February 10, 2011, 7:32 AM — Yesterday HP held their WebOS event (the video of it is embedded at the end of this post), revealing a couple of new phones and their 10" tablet, the TouchPad. Ryan Faas has a great write-up of the event here at ITworld and I'll refer you to his post for specifics about the new gear.
The announcement got me thinking about tablet operating systems. We've got five now, right? Apple of course has the iPad running iOS, HP now has the TouchPad running WebOS, Blackberry has the PlayBook running Blackberry OS, and a host of companies are headed to market with Android Honeycomb and Windows 7-based tablets.
So how is HP going to get a piece of the tablet-buying pie?
More generally, how are consumers going to make out heads-or-tails from all these choices? In corporate settings IT departments will examine the pros and cons of each OS and pick the right tool for the job, but down at the local Best Buy, what's going to set these tablets apart from each other?
Sure, savvy gadget freaks can point out the differences but an iPad and the TouchPad sitting side by side look awfully darned similar. (Check out Engadget's side by side comparison.) You turn on the tablet and you see a screen with icons. Again, you and I can immediately spot huge differences but will the average consumer who has decided to join the tablet revolution?
So, here's this consumer who has decided to get a tablet. To his eyes, they all look the same turned off. As he powers them up and starts playing with them, they first seem very similar and then slowly differences start becoming apparent. With enough fooling around the potential customer can start understanding the differences. That's a good first step.
But which one to choose? Think of all the debate and hand-wringing that some people go through deciding between a Mac and a Windows computer. When buying a tablet they don't have two choices, they have five.
I suggest that the typical consumer will decide based on a few factors. If they have a smartphone they'll get a tablet with the same OS; that generally makes sense (says the guy with a Droid and an iPad). Why? Apps. Once you've invested (either in terms of money, time or routine) in a set of apps it just makes sense to keep using them in a bigger format. Apps tend to lock us into an OS.
In the event they don't have a smartphone, they're going to go with what their friends have. Probably their interest springs from having used a friend's device and they want to replicate that experience. Statistically the friend is most likely to have an iPad or possibly (by the time the TouchPad launches this summer) an Android tablet.
Alternatively they go with a Windows tablet because they know what Windows is.
So back to HP; the TouchPad looked very interesting during the presentation but who are they going to sell it to? Sure, they've got the Palm Pre audience sewn up, but how big of a market share is that?
A lot depends on pricing and no one is talking about costs yet.
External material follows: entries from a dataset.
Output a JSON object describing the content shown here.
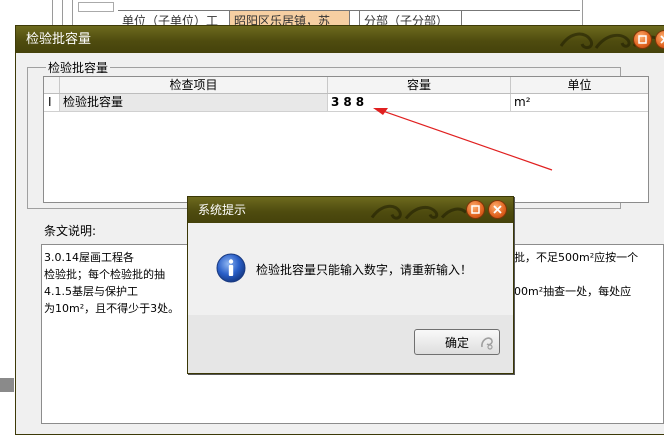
{
  "background": {
    "row_cells": [
      "单位（子单位）工",
      "昭阳区乐居镇，苏",
      "",
      "分部（子分部）"
    ],
    "colors": {
      "highlight_cell": "#f6cfa2"
    }
  },
  "main_dialog": {
    "title": "检验批容量",
    "group_title": "检验批容量",
    "grid": {
      "columns": [
        "检查项目",
        "容量",
        "单位"
      ],
      "row_indicator": "I",
      "rows": [
        {
          "item": "检验批容量",
          "capacity": "388",
          "unit": "m²"
        }
      ]
    },
    "explain_label": "条文说明:",
    "explain_lines": [
      "        3.0.14屋画工程各",
      "检验批；每个检验批的抽",
      "        4.1.5基层与保护工",
      "为10m²，且不得少于3处。"
    ],
    "explain_lines_right": [
      "批，不足500m²应按一个",
      "",
      "00m²抽查一处，每处应",
      ""
    ]
  },
  "message_dialog": {
    "title": "系统提示",
    "message": "检验批容量只能输入数字，请重新输入！",
    "ok_label": "确定"
  },
  "colors": {
    "titlebar": "#4f4c0f",
    "close_button": "#e0621e",
    "arrow": "#e02020",
    "info_icon": "#2a5fc8"
  },
  "icons": [
    "minimize-icon",
    "close-icon",
    "info-icon",
    "arrow-annotation"
  ]
}
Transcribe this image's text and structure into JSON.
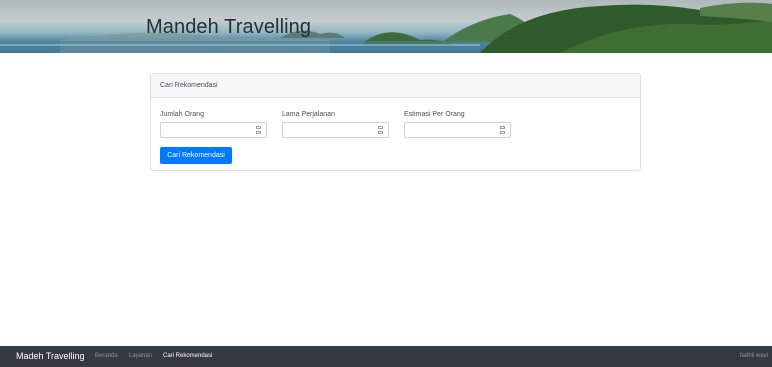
{
  "banner": {
    "title": "Mandeh Travelling"
  },
  "card": {
    "header": "Cari Rekomendasi",
    "fields": [
      {
        "label": "Jumlah Orang",
        "value": "",
        "placeholder": ""
      },
      {
        "label": "Lama Perjalanan",
        "value": "",
        "placeholder": ""
      },
      {
        "label": "Estimasi Per Orang",
        "value": "",
        "placeholder": ""
      }
    ],
    "submit_label": "Cari Rekomendasi"
  },
  "footer": {
    "brand": "Madeh Travelling",
    "nav": [
      {
        "label": "Beranda",
        "active": false
      },
      {
        "label": "Layanan",
        "active": false
      },
      {
        "label": "Cari Rekomendasi",
        "active": true
      }
    ],
    "user": "fadhli wavi"
  },
  "colors": {
    "primary": "#007bff",
    "footer_bg": "#343a40",
    "banner_water": "#4f87a0",
    "banner_hills": "#2f5a2b"
  }
}
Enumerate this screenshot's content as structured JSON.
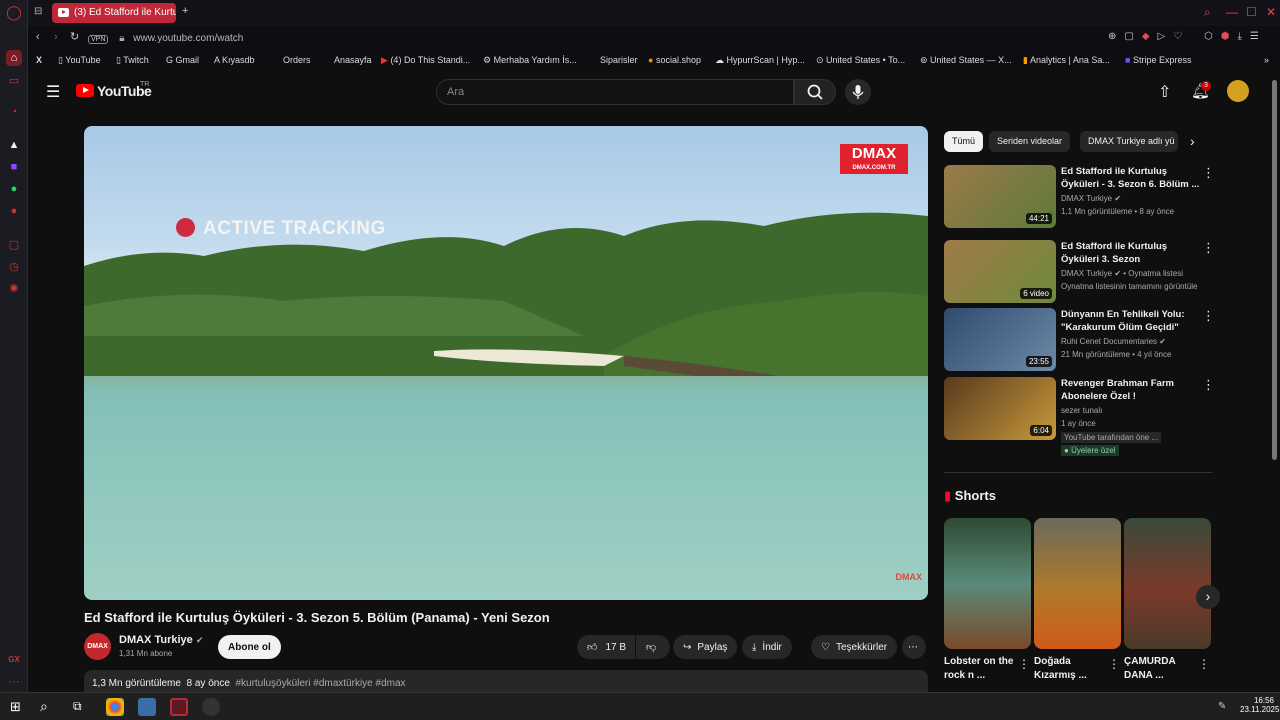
{
  "browser": {
    "tab_title": "(3) Ed Stafford ile Kurtu",
    "url": "www.youtube.com/watch",
    "vpn": "VPN",
    "rail_badge": "GX",
    "bookmarks": [
      "YouTube",
      "Twitch",
      "Gmail",
      "Kıyasdb",
      "Orders",
      "Anasayfa",
      "(4) Do This Standi...",
      "Merhaba Yardım İs...",
      "Siparisler",
      "social.shop",
      "HypurrScan | Hyp...",
      "United States • To...",
      "United States — X...",
      "Analytics | Ana Sa...",
      "Stripe Express"
    ]
  },
  "youtube": {
    "logo": "YouTube",
    "region": "TR",
    "search_placeholder": "Ara",
    "notif_count": "3",
    "video": {
      "overlay_text": "ACTIVE TRACKING",
      "brand": "DMAX",
      "brand_url": "DMAX.COM.TR",
      "watermark": "DMAX",
      "title": "Ed Stafford ile Kurtuluş Öyküleri - 3. Sezon 5. Bölüm (Panama) - Yeni Sezon",
      "channel": "DMAX Turkiye",
      "channel_avatar": "DMAX",
      "subscribers": "1,31 Mn abone",
      "subscribe": "Abone ol",
      "likes": "17 B",
      "share": "Paylaş",
      "download": "İndir",
      "thanks": "Teşekkürler",
      "views": "1,3 Mn görüntüleme",
      "age": "8 ay önce",
      "tags": "#kurtuluşöyküleri #dmaxtürkiye #dmax"
    },
    "chips": [
      "Tümü",
      "Seriden videolar",
      "DMAX Turkiye adlı yü"
    ],
    "recommendations": [
      {
        "title": "Ed Stafford ile Kurtuluş Öyküleri - 3. Sezon 6. Bölüm ...",
        "channel": "DMAX Turkiye",
        "meta": "1,1 Mn görüntüleme • 8 ay önce",
        "duration": "44:21"
      },
      {
        "title": "Ed Stafford ile Kurtuluş Öyküleri 3. Sezon",
        "channel": "DMAX Turkiye",
        "extra": "• Oynatma listesi",
        "meta": "Oynatma listesinin tamamını görüntüle",
        "duration": "6 video"
      },
      {
        "title": "Dünyanın En Tehlikeli Yolu: \"Karakurum Ölüm Geçidi\"",
        "channel": "Ruhi Cenet Documentaries",
        "meta": "21 Mn görüntüleme • 4 yıl önce",
        "duration": "23:55"
      },
      {
        "title": "Revenger Brahman Farm Abonelere Özel !",
        "channel": "sezer tunalı",
        "meta": "1 ay önce",
        "note": "YouTube tarafından öne ...",
        "badge": "Üyelere özel",
        "duration": "6:04"
      }
    ],
    "shorts_title": "Shorts",
    "shorts": [
      {
        "title": "Lobster on the rock n ..."
      },
      {
        "title": "Doğada Kızarmış ..."
      },
      {
        "title": "ÇAMURDA DANA ..."
      }
    ]
  },
  "taskbar": {
    "time": "16:56",
    "date": "23.11.2025"
  },
  "colors": {
    "accent": "#ff0000",
    "opera": "#c0283a",
    "bg": "#0f0f0f"
  }
}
If I were HP, I'd sell the Pre 3 and the TouchPad in a bundle package at a nice discount, just to get the platform off the ground. Maybe a shared data plan across them both. They're designed to work so well together; more so than any other platform we've seen. During the presentation Sachin Kansal, HP's Director of Product Management, focused a lot on how seamlessly you could go from Pre to TouchPad and back again in some cases just by tapping the two devices against each other. It was an impressive demo.
Next, woo app developers in a big way. WebOS already has the cornerstones of the app world (I refer to, of course, Angry Birds and a Kindle app) but HP needs to keep watching what's hot in the app world and offering incentives to port apps from iOS or Android over to WebOS.
Last, we know the WebOS is coming to HP computers in some format. Get that program going ASAP. That's an excellent backdoor into the lives of consumers. Get them hooked on WebOS by bundling it free with the computer they bought at Wal-Mart, then upsell them a TouchPad that runs the same applications.
The point is, Apple has a huge headstart in this market, and Android has a full head of steam (and remember, by the time the TouchPad is shipping we'll have seen iPad 2 and the Motorola Xoom will be old tech). HP is starting out behind; it's going to take some radical thinking to jump-start the TouchPad bandwagon.
If you were HP, how would you sell this device?